The Financial Crimes Enforcement Network (FinCEN), a bureau of the U.S. Department of the Treasury, has issued new guidance that contains current FinCEN regulations, and related administrative guidance concerning Decentralized Applications (DApps). The agency notes that the guide serves to clarify and provide examples to make compliance easier for entities whose activities fall under the purview of the Bank Secrecy Act (BSA). Additionally, it defines Dapps as, “Decentralized (distributed) application software programs that operate on a P2P (peer-to-peer) network of computers running a blockchain platform.”
FinCEN further notes that any DApps which “accept and transmit value, regardless of whether they operate for profit” all fall under the same regulatory interpretation as mechanical agencies like automated teller machines. According to them, “Accordingly, when DApps perform money transmission, the definition of money transmitter will apply to the DApp, the owners/operators of the DApp, or both.” Hence, any DApp involving money transmission is subject to Bank Secrecy Act regulations. As part of the guidance, users of a DApp may also fall under FinCEN regulations.
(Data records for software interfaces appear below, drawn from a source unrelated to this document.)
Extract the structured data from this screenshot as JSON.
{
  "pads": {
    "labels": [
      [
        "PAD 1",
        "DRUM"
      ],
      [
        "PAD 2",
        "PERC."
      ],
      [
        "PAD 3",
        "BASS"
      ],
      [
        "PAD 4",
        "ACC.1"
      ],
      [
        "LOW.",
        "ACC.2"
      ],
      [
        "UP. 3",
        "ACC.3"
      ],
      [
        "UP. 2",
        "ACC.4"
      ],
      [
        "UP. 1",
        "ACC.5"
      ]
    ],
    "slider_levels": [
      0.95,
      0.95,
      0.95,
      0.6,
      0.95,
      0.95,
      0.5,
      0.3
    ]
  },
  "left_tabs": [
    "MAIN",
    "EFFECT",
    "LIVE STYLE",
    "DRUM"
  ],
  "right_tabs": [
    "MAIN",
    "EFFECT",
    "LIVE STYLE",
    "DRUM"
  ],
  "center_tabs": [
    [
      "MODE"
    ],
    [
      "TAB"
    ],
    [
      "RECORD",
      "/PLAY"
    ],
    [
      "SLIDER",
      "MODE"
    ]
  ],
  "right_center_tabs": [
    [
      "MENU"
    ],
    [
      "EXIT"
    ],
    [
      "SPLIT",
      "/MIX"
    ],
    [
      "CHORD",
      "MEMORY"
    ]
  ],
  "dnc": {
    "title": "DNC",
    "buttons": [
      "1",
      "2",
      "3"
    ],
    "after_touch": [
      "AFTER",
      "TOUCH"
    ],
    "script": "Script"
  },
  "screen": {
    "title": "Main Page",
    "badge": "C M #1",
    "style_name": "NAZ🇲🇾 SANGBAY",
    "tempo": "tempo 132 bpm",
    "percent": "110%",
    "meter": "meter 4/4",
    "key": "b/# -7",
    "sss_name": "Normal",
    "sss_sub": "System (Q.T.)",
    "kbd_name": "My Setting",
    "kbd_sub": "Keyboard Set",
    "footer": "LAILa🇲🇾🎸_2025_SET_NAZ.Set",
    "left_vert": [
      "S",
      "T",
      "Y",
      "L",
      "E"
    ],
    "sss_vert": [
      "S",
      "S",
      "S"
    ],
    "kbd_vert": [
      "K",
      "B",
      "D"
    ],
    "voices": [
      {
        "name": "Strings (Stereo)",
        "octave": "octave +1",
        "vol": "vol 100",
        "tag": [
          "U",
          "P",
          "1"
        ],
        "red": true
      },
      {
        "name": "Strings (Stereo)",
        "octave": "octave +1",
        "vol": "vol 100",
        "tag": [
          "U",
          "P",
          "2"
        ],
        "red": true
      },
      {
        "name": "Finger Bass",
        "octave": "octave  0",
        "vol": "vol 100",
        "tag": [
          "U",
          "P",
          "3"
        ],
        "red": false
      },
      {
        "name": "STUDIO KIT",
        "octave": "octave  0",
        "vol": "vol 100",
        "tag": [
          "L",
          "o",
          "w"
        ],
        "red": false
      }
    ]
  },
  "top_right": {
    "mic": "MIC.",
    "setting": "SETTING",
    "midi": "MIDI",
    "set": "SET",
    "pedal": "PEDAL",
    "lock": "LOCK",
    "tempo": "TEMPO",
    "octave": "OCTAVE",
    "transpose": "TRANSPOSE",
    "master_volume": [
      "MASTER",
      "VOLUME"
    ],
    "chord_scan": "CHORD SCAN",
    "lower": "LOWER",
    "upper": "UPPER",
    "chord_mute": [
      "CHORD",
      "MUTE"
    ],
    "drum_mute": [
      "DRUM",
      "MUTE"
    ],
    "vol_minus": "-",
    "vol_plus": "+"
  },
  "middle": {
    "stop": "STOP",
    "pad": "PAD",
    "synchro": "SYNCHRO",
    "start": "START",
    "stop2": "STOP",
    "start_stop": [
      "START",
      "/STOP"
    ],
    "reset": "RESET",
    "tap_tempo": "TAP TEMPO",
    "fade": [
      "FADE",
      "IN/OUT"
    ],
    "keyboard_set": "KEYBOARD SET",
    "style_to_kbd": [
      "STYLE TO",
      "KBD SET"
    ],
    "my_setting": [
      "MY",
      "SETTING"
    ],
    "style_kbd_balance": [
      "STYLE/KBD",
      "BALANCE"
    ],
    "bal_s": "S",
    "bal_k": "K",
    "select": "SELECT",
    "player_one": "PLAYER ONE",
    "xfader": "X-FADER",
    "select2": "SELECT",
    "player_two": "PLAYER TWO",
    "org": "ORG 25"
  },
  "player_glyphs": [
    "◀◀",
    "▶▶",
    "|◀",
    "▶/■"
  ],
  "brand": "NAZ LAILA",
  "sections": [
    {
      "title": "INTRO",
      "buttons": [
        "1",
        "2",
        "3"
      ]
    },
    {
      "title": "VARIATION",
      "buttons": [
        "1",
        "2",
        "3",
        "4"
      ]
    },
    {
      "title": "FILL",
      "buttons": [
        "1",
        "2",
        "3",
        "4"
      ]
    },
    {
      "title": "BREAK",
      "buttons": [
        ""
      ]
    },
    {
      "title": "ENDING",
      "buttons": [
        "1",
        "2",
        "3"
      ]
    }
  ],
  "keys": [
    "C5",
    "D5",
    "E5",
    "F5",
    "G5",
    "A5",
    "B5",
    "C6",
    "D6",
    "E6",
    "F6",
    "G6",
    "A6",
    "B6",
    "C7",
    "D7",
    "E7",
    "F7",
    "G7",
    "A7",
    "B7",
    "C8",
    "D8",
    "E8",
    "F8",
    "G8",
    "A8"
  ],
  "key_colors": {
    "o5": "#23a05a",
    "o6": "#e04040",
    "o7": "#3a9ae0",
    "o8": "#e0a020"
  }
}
Moreover, any investors or operators of a DApp who use it to transfer funds would be classified as money transmitters themselves.
According to the report, the agency took action last month against Eric Powers, who has been fined for USD 35,000, where the FinCEN concluded that Powers was “wilfully violating money transmission laws in his work as a peer-to-peer exchanger of virtual currencies” and disentitle him from further money services business operations.